WHAT YOU SHOULD DO ->
Once you have read the listing, retype all of it exactly.
----- AVAILABLE RECORDS
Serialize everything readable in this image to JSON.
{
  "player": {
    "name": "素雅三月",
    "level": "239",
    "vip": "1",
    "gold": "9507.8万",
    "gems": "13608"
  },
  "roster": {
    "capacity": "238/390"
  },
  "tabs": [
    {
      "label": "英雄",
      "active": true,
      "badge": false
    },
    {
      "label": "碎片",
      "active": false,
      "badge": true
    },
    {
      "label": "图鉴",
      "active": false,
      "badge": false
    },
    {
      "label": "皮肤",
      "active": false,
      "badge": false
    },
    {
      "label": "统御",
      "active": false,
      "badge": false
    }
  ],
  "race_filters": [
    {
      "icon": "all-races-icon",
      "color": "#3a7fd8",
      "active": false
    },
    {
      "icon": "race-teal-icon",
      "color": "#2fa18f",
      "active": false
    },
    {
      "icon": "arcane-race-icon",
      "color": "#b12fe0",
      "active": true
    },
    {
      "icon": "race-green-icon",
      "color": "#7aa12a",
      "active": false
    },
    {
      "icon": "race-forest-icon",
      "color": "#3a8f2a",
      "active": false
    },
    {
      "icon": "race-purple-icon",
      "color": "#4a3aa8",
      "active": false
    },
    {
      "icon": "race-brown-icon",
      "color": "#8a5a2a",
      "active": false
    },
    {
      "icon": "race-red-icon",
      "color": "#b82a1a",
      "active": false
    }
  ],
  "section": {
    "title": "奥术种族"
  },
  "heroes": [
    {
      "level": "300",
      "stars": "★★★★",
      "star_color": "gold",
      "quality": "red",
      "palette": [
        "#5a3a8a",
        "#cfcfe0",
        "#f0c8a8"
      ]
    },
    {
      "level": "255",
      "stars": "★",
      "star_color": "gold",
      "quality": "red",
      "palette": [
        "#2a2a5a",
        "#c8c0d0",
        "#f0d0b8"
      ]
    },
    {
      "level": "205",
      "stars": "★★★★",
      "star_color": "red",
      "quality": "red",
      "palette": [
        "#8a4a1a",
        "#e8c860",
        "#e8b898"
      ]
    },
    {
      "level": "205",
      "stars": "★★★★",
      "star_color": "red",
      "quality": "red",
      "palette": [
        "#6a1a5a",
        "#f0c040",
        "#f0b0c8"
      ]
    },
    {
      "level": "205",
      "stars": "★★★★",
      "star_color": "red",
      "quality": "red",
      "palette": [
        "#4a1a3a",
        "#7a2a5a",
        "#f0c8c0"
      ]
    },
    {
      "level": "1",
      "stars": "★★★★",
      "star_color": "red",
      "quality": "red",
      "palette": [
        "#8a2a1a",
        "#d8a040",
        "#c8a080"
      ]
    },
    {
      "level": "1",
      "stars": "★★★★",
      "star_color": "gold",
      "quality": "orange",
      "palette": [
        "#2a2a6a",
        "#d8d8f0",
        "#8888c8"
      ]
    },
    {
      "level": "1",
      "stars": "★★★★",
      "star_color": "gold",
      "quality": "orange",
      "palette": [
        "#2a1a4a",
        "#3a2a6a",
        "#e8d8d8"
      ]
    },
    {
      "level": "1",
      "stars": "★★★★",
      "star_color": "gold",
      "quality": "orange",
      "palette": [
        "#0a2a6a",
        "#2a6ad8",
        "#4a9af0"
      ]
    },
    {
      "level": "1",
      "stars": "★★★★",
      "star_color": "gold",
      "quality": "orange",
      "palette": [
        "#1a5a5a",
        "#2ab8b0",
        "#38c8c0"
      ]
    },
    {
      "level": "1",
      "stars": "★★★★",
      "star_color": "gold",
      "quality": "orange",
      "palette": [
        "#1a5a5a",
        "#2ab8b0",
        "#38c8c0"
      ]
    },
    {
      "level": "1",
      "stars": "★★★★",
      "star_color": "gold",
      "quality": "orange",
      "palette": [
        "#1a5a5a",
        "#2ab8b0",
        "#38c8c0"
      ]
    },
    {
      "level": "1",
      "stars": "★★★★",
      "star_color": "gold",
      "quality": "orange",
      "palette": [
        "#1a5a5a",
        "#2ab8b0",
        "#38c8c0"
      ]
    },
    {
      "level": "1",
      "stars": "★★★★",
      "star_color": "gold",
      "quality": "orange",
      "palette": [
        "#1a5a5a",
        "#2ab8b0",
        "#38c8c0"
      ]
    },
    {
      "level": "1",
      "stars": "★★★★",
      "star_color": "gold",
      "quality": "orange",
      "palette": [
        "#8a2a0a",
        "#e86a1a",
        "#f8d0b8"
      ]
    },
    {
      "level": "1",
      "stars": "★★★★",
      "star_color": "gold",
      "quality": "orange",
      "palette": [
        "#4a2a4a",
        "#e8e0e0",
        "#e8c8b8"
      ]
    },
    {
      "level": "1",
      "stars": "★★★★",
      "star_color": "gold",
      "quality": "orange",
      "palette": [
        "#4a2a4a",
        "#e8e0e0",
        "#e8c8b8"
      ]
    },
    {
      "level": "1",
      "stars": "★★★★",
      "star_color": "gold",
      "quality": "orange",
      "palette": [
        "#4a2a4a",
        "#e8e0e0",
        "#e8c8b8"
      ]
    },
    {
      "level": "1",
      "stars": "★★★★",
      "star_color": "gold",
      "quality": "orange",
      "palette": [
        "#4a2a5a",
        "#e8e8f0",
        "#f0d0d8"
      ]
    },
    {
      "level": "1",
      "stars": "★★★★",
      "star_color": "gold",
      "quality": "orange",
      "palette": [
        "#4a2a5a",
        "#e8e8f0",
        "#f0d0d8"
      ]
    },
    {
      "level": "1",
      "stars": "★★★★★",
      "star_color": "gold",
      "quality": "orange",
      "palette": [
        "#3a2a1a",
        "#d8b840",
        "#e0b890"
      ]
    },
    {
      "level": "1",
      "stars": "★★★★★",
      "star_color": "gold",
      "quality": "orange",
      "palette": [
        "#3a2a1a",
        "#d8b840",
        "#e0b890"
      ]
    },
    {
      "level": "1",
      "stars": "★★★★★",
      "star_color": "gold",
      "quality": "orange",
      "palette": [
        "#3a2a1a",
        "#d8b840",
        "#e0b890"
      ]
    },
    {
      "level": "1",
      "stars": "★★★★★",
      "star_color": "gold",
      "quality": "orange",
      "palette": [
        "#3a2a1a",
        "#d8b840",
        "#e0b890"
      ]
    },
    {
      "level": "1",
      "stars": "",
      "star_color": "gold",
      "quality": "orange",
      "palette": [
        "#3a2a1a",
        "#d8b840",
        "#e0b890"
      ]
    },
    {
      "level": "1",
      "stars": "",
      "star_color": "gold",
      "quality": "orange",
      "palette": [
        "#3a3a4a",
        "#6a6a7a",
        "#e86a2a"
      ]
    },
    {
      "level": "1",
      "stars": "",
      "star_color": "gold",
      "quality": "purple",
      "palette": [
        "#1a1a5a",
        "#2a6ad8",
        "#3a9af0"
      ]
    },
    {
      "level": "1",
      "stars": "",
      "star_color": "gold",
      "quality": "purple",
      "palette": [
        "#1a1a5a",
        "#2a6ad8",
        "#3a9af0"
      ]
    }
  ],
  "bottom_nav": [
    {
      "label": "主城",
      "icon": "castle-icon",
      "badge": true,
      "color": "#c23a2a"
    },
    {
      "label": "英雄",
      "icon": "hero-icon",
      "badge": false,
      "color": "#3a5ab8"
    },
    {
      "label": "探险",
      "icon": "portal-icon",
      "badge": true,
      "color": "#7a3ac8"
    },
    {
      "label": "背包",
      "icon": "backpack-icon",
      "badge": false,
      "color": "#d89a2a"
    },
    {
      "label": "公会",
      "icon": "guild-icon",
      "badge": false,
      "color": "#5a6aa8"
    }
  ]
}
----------
ANSWER TO THE PROBLEM ->
Serialize everything readable in this image to JSON.
{
  "player": {
    "name": "素雅三月",
    "level": "239",
    "vip": "1",
    "gold": "9507.8万",
    "gems": "13608"
  },
  "roster": {
    "capacity": "238/390"
  },
  "tabs": [
    {
      "label": "英雄",
      "active": true,
      "badge": false
    },
    {
      "label": "碎片",
      "active": false,
      "badge": true
    },
    {
      "label": "图鉴",
      "active": false,
      "badge": false
    },
    {
      "label": "皮肤",
      "active": false,
      "badge": false
    },
    {
      "label": "统御",
      "active": false,
      "badge": false
    }
  ],
  "race_filters": [
    {
      "icon": "all-races-icon",
      "color": "#3a7fd8",
      "active": false
    },
    {
      "icon": "race-teal-icon",
      "color": "#2fa18f",
      "active": false
    },
    {
      "icon": "arcane-race-icon",
      "color": "#b12fe0",
      "active": true
    },
    {
      "icon": "race-green-icon",
      "color": "#7aa12a",
      "active": false
    },
    {
      "icon": "race-forest-icon",
      "color": "#3a8f2a",
      "active": false
    },
    {
      "icon": "race-purple-icon",
      "color": "#4a3aa8",
      "active": false
    },
    {
      "icon": "race-brown-icon",
      "color": "#8a5a2a",
      "active": false
    },
    {
      "icon": "race-red-icon",
      "color": "#b82a1a",
      "active": false
    }
  ],
  "section": {
    "title": "奥术种族"
  },
  "heroes": [
    {
      "level": "300",
      "stars": "★★★★",
      "star_color": "gold",
      "quality": "red",
      "palette": [
        "#5a3a8a",
        "#cfcfe0",
        "#f0c8a8"
      ]
    },
    {
      "level": "255",
      "stars": "★",
      "star_color": "gold",
      "quality": "red",
      "palette": [
        "#2a2a5a",
        "#c8c0d0",
        "#f0d0b8"
      ]
    },
    {
      "level": "205",
      "stars": "★★★★",
      "star_color": "red",
      "quality": "red",
      "palette": [
        "#8a4a1a",
        "#e8c860",
        "#e8b898"
      ]
    },
    {
      "level": "205",
      "stars": "★★★★",
      "star_color": "red",
      "quality": "red",
      "palette": [
        "#6a1a5a",
        "#f0c040",
        "#f0b0c8"
      ]
    },
    {
      "level": "205",
      "stars": "★★★★",
      "star_color": "red",
      "quality": "red",
      "palette": [
        "#4a1a3a",
        "#7a2a5a",
        "#f0c8c0"
      ]
    },
    {
      "level": "1",
      "stars": "★★★★",
      "star_color": "red",
      "quality": "red",
      "palette": [
        "#8a2a1a",
        "#d8a040",
        "#c8a080"
      ]
    },
    {
      "level": "1",
      "stars": "★★★★",
      "star_color": "gold",
      "quality": "orange",
      "palette": [
        "#2a2a6a",
        "#d8d8f0",
        "#8888c8"
      ]
    },
    {
      "level": "1",
      "stars": "★★★★",
      "star_color": "gold",
      "quality": "orange",
      "palette": [
        "#2a1a4a",
        "#3a2a6a",
        "#e8d8d8"
      ]
    },
    {
      "level": "1",
      "stars": "★★★★",
      "star_color": "gold",
      "quality": "orange",
      "palette": [
        "#0a2a6a",
        "#2a6ad8",
        "#4a9af0"
      ]
    },
    {
      "level": "1",
      "stars": "★★★★",
      "star_color": "gold",
      "quality": "orange",
      "palette": [
        "#1a5a5a",
        "#2ab8b0",
        "#38c8c0"
      ]
    },
    {
      "level": "1",
      "stars": "★★★★",
      "star_color": "gold",
      "quality": "orange",
      "palette": [
        "#1a5a5a",
        "#2ab8b0",
        "#38c8c0"
      ]
    },
    {
      "level": "1",
      "stars": "★★★★",
      "star_color": "gold",
      "quality": "orange",
      "palette": [
        "#1a5a5a",
        "#2ab8b0",
        "#38c8c0"
      ]
    },
    {
      "level": "1",
      "stars": "★★★★",
      "star_color": "gold",
      "quality": "orange",
      "palette": [
        "#1a5a5a",
        "#2ab8b0",
        "#38c8c0"
      ]
    },
    {
      "level": "1",
      "stars": "★★★★",
      "star_color": "gold",
      "quality": "orange",
      "palette": [
        "#1a5a5a",
        "#2ab8b0",
        "#38c8c0"
      ]
    },
    {
      "level": "1",
      "stars": "★★★★",
      "star_color": "gold",
      "quality": "orange",
      "palette": [
        "#8a2a0a",
        "#e86a1a",
        "#f8d0b8"
      ]
    },
    {
      "level": "1",
      "stars": "★★★★",
      "star_color": "gold",
      "quality": "orange",
      "palette": [
        "#4a2a4a",
        "#e8e0e0",
        "#e8c8b8"
      ]
    },
    {
      "level": "1",
      "stars": "★★★★",
      "star_color": "gold",
      "quality": "orange",
      "palette": [
        "#4a2a4a",
        "#e8e0e0",
        "#e8c8b8"
      ]
    },
    {
      "level": "1",
      "stars": "★★★★",
      "star_color": "gold",
      "quality": "orange",
      "palette": [
        "#4a2a4a",
        "#e8e0e0",
        "#e8c8b8"
      ]
    },
    {
      "level": "1",
      "stars": "★★★★",
      "star_color": "gold",
      "quality": "orange",
      "palette": [
        "#4a2a5a",
        "#e8e8f0",
        "#f0d0d8"
      ]
    },
    {
      "level": "1",
      "stars": "★★★★",
      "star_color": "gold",
      "quality": "orange",
      "palette": [
        "#4a2a5a",
        "#e8e8f0",
        "#f0d0d8"
      ]
    },
    {
      "level": "1",
      "stars": "★★★★★",
      "star_color": "gold",
      "quality": "orange",
      "palette": [
        "#3a2a1a",
        "#d8b840",
        "#e0b890"
      ]
    },
    {
      "level": "1",
      "stars": "★★★★★",
      "star_color": "gold",
      "quality": "orange",
      "palette": [
        "#3a2a1a",
        "#d8b840",
        "#e0b890"
      ]
    },
    {
      "level": "1",
      "stars": "★★★★★",
      "star_color": "gold",
      "quality": "orange",
      "palette": [
        "#3a2a1a",
        "#d8b840",
        "#e0b890"
      ]
    },
    {
      "level": "1",
      "stars": "★★★★★",
      "star_color": "gold",
      "quality": "orange",
      "palette": [
        "#3a2a1a",
        "#d8b840",
        "#e0b890"
      ]
    },
    {
      "level": "1",
      "stars": "",
      "star_color": "gold",
      "quality": "orange",
      "palette": [
        "#3a2a1a",
        "#d8b840",
        "#e0b890"
      ]
    },
    {
      "level": "1",
      "stars": "",
      "star_color": "gold",
      "quality": "orange",
      "palette": [
        "#3a3a4a",
        "#6a6a7a",
        "#e86a2a"
      ]
    },
    {
      "level": "1",
      "stars": "",
      "star_color": "gold",
      "quality": "purple",
      "palette": [
        "#1a1a5a",
        "#2a6ad8",
        "#3a9af0"
      ]
    },
    {
      "level": "1",
      "stars": "",
      "star_color": "gold",
      "quality": "purple",
      "palette": [
        "#1a1a5a",
        "#2a6ad8",
        "#3a9af0"
      ]
    }
  ],
  "bottom_nav": [
    {
      "label": "主城",
      "icon": "castle-icon",
      "badge": true,
      "color": "#c23a2a"
    },
    {
      "label": "英雄",
      "icon": "hero-icon",
      "badge": false,
      "color": "#3a5ab8"
    },
    {
      "label": "探险",
      "icon": "portal-icon",
      "badge": true,
      "color": "#7a3ac8"
    },
    {
      "label": "背包",
      "icon": "backpack-icon",
      "badge": false,
      "color": "#d89a2a"
    },
    {
      "label": "公会",
      "icon": "guild-icon",
      "badge": false,
      "color": "#5a6aa8"
    }
  ]
}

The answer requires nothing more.